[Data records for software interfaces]
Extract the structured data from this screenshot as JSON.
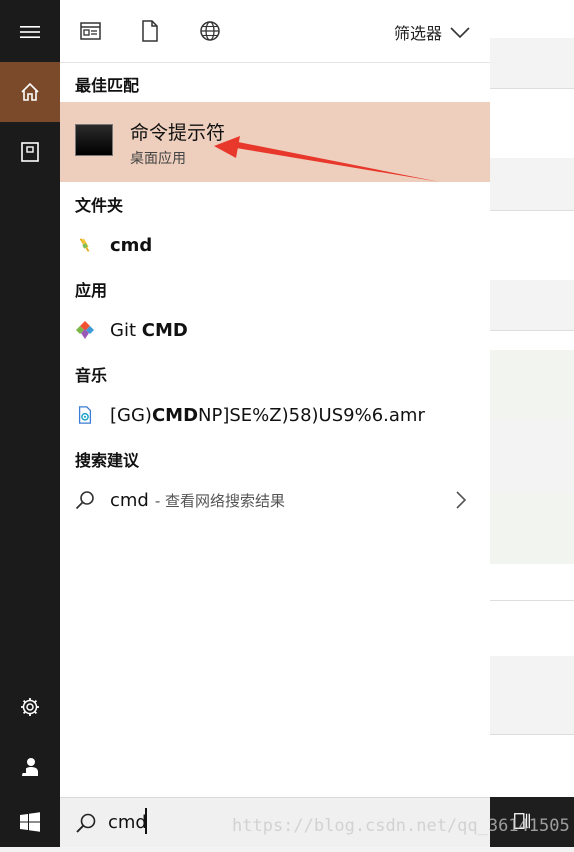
{
  "topbar": {
    "filter_label": "筛选器"
  },
  "sections": {
    "best_match": "最佳匹配",
    "folders": "文件夹",
    "apps": "应用",
    "music": "音乐",
    "suggestions": "搜索建议"
  },
  "best_match": {
    "title": "命令提示符",
    "subtitle": "桌面应用"
  },
  "results": {
    "folder": {
      "name": "cmd"
    },
    "app": {
      "prefix": "Git ",
      "bold": "CMD"
    },
    "music": {
      "prefix": "[GG)",
      "bold": "CMD",
      "suffix": "NP]SE%Z)58)US9%6.amr"
    },
    "suggestion": {
      "query": "cmd",
      "hint": "- 查看网络搜索结果"
    }
  },
  "search": {
    "value": "cmd"
  },
  "watermark": "https://blog.csdn.net/qq_36141505",
  "colors": {
    "sidebar": "#1b1b1b",
    "active_home": "#7a4a2b",
    "best_match_bg": "#eecfbd",
    "arrow": "#e8372b"
  },
  "icons": [
    "hamburger-icon",
    "home-icon",
    "document-icon",
    "settings-icon",
    "user-icon",
    "windows-logo-icon",
    "timeline-icon",
    "file-icon",
    "globe-icon",
    "chevron-down-icon",
    "search-icon",
    "chevron-right-icon",
    "folder-icon",
    "git-icon",
    "music-file-icon"
  ]
}
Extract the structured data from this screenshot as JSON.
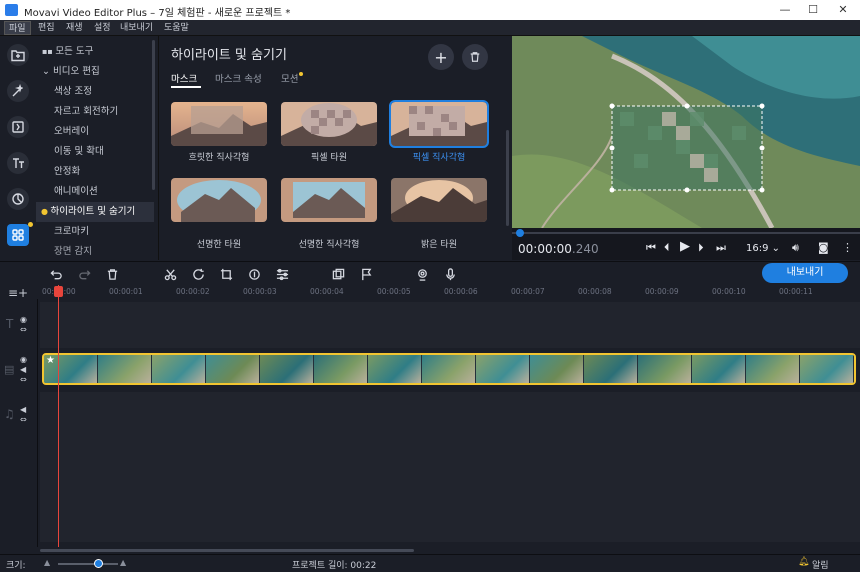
{
  "window": {
    "title": "Movavi Video Editor Plus – 7일 체험판 - 새로운 프로젝트 *",
    "minimize": "—",
    "maximize": "☐",
    "close": "✕"
  },
  "menu": [
    "파일",
    "편집",
    "재생",
    "설정",
    "내보내기",
    "도움말"
  ],
  "left_tools": [
    "import-icon",
    "magic-wand-icon",
    "transitions-icon",
    "titles-icon",
    "filters-icon",
    "more-tools-icon"
  ],
  "tool_list": {
    "all_tools": "모든 도구",
    "video_editing": "비디오 편집",
    "items": [
      "색상 조정",
      "자르고 회전하기",
      "오버레이",
      "이동 및 확대",
      "안정화",
      "애니메이션",
      "하이라이트 및 숨기기",
      "크로마키",
      "장면 감지"
    ],
    "selected_index": 6
  },
  "effects": {
    "title": "하이라이트 및 숨기기",
    "tabs": [
      "마스크",
      "마스크 속성",
      "모션"
    ],
    "active_tab": 0,
    "items": [
      {
        "label": "흐릿한 직사각형",
        "style": "blur-rect"
      },
      {
        "label": "픽셀 타원",
        "style": "pixel-oval"
      },
      {
        "label": "픽셀 직사각형",
        "style": "pixel-rect",
        "selected": true
      },
      {
        "label": "선명한 타원",
        "style": "sharp-oval"
      },
      {
        "label": "선명한 직사각형",
        "style": "sharp-rect"
      },
      {
        "label": "밝은 타원",
        "style": "bright-oval"
      }
    ]
  },
  "player": {
    "time_main": "00:00:00",
    "time_ms": ".240",
    "aspect": "16:9"
  },
  "timeline": {
    "export_label": "내보내기",
    "ruler": [
      "00:00:00",
      "00:00:01",
      "00:00:02",
      "00:00:03",
      "00:00:04",
      "00:00:05",
      "00:00:06",
      "00:00:07",
      "00:00:08",
      "00:00:09",
      "00:00:10",
      "00:00:11"
    ]
  },
  "status": {
    "scale_label": "크기:",
    "project_length": "프로젝트 길이: 00:22",
    "notifications": "알림"
  },
  "colors": {
    "accent": "#1f7fe0",
    "playhead": "#e8453c",
    "clip_border": "#f2c531"
  }
}
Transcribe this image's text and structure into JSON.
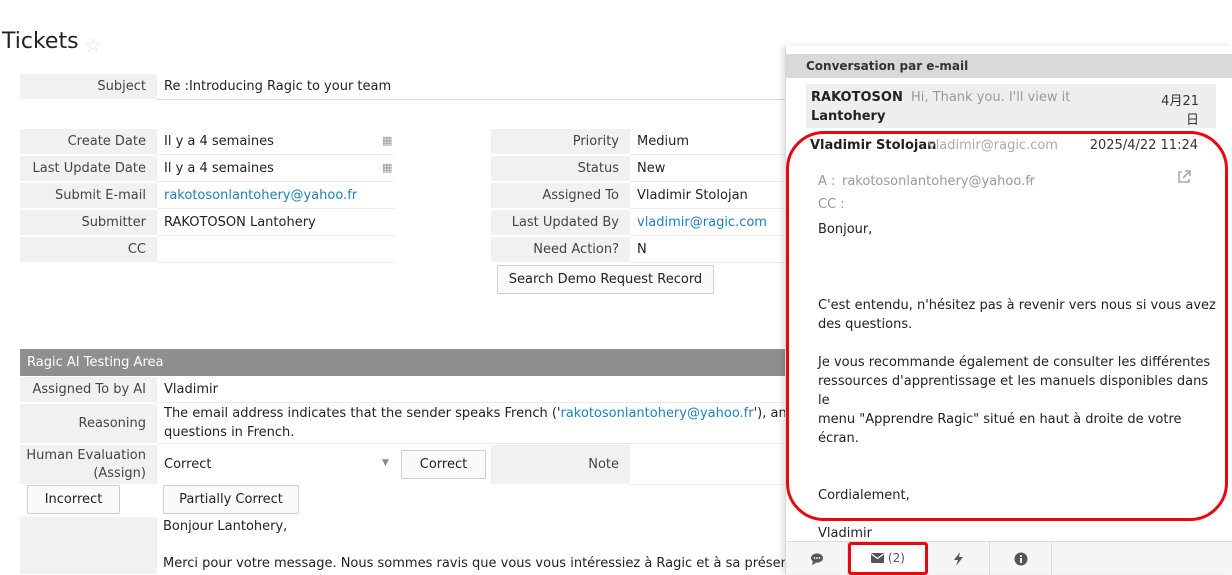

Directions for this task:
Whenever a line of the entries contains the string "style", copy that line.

Solution to the exercise:
        "style": "blur-rect"
        "style": "pixel-oval"
        "style": "pixel-rect",
        "style": "sharp-oval"
        "style": "sharp-rect"
        "style": "bright-oval"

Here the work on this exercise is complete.